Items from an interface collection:
---

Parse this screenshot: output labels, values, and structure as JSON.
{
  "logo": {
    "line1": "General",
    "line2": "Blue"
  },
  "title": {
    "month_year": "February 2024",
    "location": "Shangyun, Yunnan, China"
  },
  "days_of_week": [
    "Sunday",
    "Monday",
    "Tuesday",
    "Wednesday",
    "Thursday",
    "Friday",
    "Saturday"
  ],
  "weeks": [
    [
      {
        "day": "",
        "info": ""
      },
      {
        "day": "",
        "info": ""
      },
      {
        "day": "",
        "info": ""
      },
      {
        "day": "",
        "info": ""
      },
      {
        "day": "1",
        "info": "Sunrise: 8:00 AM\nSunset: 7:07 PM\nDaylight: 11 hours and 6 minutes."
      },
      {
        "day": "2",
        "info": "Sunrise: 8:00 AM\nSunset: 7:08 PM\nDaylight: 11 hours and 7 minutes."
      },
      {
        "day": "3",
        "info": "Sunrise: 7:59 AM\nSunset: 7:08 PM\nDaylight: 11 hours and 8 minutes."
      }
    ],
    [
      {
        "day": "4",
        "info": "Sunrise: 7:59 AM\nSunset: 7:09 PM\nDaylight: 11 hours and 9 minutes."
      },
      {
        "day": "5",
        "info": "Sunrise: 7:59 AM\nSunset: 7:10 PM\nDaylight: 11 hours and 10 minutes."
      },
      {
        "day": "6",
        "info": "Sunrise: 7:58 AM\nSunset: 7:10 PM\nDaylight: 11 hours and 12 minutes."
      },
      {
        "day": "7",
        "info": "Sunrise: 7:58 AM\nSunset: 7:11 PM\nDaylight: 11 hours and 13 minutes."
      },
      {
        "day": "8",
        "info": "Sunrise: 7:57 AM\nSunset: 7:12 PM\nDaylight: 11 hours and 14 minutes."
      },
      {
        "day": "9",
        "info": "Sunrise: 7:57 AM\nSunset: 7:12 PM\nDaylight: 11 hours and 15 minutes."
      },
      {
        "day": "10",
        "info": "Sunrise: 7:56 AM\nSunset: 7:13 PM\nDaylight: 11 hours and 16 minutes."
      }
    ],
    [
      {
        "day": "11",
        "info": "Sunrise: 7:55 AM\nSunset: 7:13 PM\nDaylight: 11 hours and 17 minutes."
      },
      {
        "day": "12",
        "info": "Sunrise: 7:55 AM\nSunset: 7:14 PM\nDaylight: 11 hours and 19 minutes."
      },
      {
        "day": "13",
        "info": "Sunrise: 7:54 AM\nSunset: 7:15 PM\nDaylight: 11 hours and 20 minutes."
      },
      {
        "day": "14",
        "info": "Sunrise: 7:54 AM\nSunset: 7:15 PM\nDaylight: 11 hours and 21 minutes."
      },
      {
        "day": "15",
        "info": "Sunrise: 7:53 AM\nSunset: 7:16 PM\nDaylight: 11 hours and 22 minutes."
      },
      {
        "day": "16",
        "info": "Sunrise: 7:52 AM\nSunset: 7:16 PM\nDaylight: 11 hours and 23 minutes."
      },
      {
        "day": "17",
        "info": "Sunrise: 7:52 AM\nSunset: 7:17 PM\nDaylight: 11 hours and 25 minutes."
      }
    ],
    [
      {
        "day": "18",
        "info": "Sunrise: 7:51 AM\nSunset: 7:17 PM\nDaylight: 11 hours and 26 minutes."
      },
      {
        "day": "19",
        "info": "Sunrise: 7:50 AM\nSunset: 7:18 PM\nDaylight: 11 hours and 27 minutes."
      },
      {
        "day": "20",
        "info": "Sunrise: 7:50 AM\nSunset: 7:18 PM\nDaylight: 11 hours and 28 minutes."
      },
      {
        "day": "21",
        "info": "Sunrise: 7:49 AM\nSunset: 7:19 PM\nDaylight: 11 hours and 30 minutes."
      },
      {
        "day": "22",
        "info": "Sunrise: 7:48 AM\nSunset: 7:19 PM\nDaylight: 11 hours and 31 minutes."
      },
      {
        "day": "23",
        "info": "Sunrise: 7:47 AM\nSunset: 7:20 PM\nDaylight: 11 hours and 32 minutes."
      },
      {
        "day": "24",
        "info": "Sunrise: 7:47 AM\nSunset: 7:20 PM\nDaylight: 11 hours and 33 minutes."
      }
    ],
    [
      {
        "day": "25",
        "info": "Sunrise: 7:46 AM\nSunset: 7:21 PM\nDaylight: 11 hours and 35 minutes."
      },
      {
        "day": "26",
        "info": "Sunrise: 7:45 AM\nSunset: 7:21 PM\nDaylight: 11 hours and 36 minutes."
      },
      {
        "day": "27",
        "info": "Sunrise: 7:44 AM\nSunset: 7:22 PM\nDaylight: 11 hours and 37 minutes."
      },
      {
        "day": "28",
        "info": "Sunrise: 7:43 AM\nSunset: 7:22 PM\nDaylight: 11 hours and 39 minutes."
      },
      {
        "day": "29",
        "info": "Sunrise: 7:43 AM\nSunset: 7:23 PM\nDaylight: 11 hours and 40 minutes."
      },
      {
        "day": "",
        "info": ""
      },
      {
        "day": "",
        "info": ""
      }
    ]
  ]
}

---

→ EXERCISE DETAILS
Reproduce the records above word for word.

→ THE COMPLETED TASK
Parse this screenshot: output labels, values, and structure as JSON.
{
  "logo": {
    "line1": "General",
    "line2": "Blue"
  },
  "title": {
    "month_year": "February 2024",
    "location": "Shangyun, Yunnan, China"
  },
  "days_of_week": [
    "Sunday",
    "Monday",
    "Tuesday",
    "Wednesday",
    "Thursday",
    "Friday",
    "Saturday"
  ],
  "weeks": [
    [
      {
        "day": "",
        "info": ""
      },
      {
        "day": "",
        "info": ""
      },
      {
        "day": "",
        "info": ""
      },
      {
        "day": "",
        "info": ""
      },
      {
        "day": "1",
        "info": "Sunrise: 8:00 AM\nSunset: 7:07 PM\nDaylight: 11 hours and 6 minutes."
      },
      {
        "day": "2",
        "info": "Sunrise: 8:00 AM\nSunset: 7:08 PM\nDaylight: 11 hours and 7 minutes."
      },
      {
        "day": "3",
        "info": "Sunrise: 7:59 AM\nSunset: 7:08 PM\nDaylight: 11 hours and 8 minutes."
      }
    ],
    [
      {
        "day": "4",
        "info": "Sunrise: 7:59 AM\nSunset: 7:09 PM\nDaylight: 11 hours and 9 minutes."
      },
      {
        "day": "5",
        "info": "Sunrise: 7:59 AM\nSunset: 7:10 PM\nDaylight: 11 hours and 10 minutes."
      },
      {
        "day": "6",
        "info": "Sunrise: 7:58 AM\nSunset: 7:10 PM\nDaylight: 11 hours and 12 minutes."
      },
      {
        "day": "7",
        "info": "Sunrise: 7:58 AM\nSunset: 7:11 PM\nDaylight: 11 hours and 13 minutes."
      },
      {
        "day": "8",
        "info": "Sunrise: 7:57 AM\nSunset: 7:12 PM\nDaylight: 11 hours and 14 minutes."
      },
      {
        "day": "9",
        "info": "Sunrise: 7:57 AM\nSunset: 7:12 PM\nDaylight: 11 hours and 15 minutes."
      },
      {
        "day": "10",
        "info": "Sunrise: 7:56 AM\nSunset: 7:13 PM\nDaylight: 11 hours and 16 minutes."
      }
    ],
    [
      {
        "day": "11",
        "info": "Sunrise: 7:55 AM\nSunset: 7:13 PM\nDaylight: 11 hours and 17 minutes."
      },
      {
        "day": "12",
        "info": "Sunrise: 7:55 AM\nSunset: 7:14 PM\nDaylight: 11 hours and 19 minutes."
      },
      {
        "day": "13",
        "info": "Sunrise: 7:54 AM\nSunset: 7:15 PM\nDaylight: 11 hours and 20 minutes."
      },
      {
        "day": "14",
        "info": "Sunrise: 7:54 AM\nSunset: 7:15 PM\nDaylight: 11 hours and 21 minutes."
      },
      {
        "day": "15",
        "info": "Sunrise: 7:53 AM\nSunset: 7:16 PM\nDaylight: 11 hours and 22 minutes."
      },
      {
        "day": "16",
        "info": "Sunrise: 7:52 AM\nSunset: 7:16 PM\nDaylight: 11 hours and 23 minutes."
      },
      {
        "day": "17",
        "info": "Sunrise: 7:52 AM\nSunset: 7:17 PM\nDaylight: 11 hours and 25 minutes."
      }
    ],
    [
      {
        "day": "18",
        "info": "Sunrise: 7:51 AM\nSunset: 7:17 PM\nDaylight: 11 hours and 26 minutes."
      },
      {
        "day": "19",
        "info": "Sunrise: 7:50 AM\nSunset: 7:18 PM\nDaylight: 11 hours and 27 minutes."
      },
      {
        "day": "20",
        "info": "Sunrise: 7:50 AM\nSunset: 7:18 PM\nDaylight: 11 hours and 28 minutes."
      },
      {
        "day": "21",
        "info": "Sunrise: 7:49 AM\nSunset: 7:19 PM\nDaylight: 11 hours and 30 minutes."
      },
      {
        "day": "22",
        "info": "Sunrise: 7:48 AM\nSunset: 7:19 PM\nDaylight: 11 hours and 31 minutes."
      },
      {
        "day": "23",
        "info": "Sunrise: 7:47 AM\nSunset: 7:20 PM\nDaylight: 11 hours and 32 minutes."
      },
      {
        "day": "24",
        "info": "Sunrise: 7:47 AM\nSunset: 7:20 PM\nDaylight: 11 hours and 33 minutes."
      }
    ],
    [
      {
        "day": "25",
        "info": "Sunrise: 7:46 AM\nSunset: 7:21 PM\nDaylight: 11 hours and 35 minutes."
      },
      {
        "day": "26",
        "info": "Sunrise: 7:45 AM\nSunset: 7:21 PM\nDaylight: 11 hours and 36 minutes."
      },
      {
        "day": "27",
        "info": "Sunrise: 7:44 AM\nSunset: 7:22 PM\nDaylight: 11 hours and 37 minutes."
      },
      {
        "day": "28",
        "info": "Sunrise: 7:43 AM\nSunset: 7:22 PM\nDaylight: 11 hours and 39 minutes."
      },
      {
        "day": "29",
        "info": "Sunrise: 7:43 AM\nSunset: 7:23 PM\nDaylight: 11 hours and 40 minutes."
      },
      {
        "day": "",
        "info": ""
      },
      {
        "day": "",
        "info": ""
      }
    ]
  ]
}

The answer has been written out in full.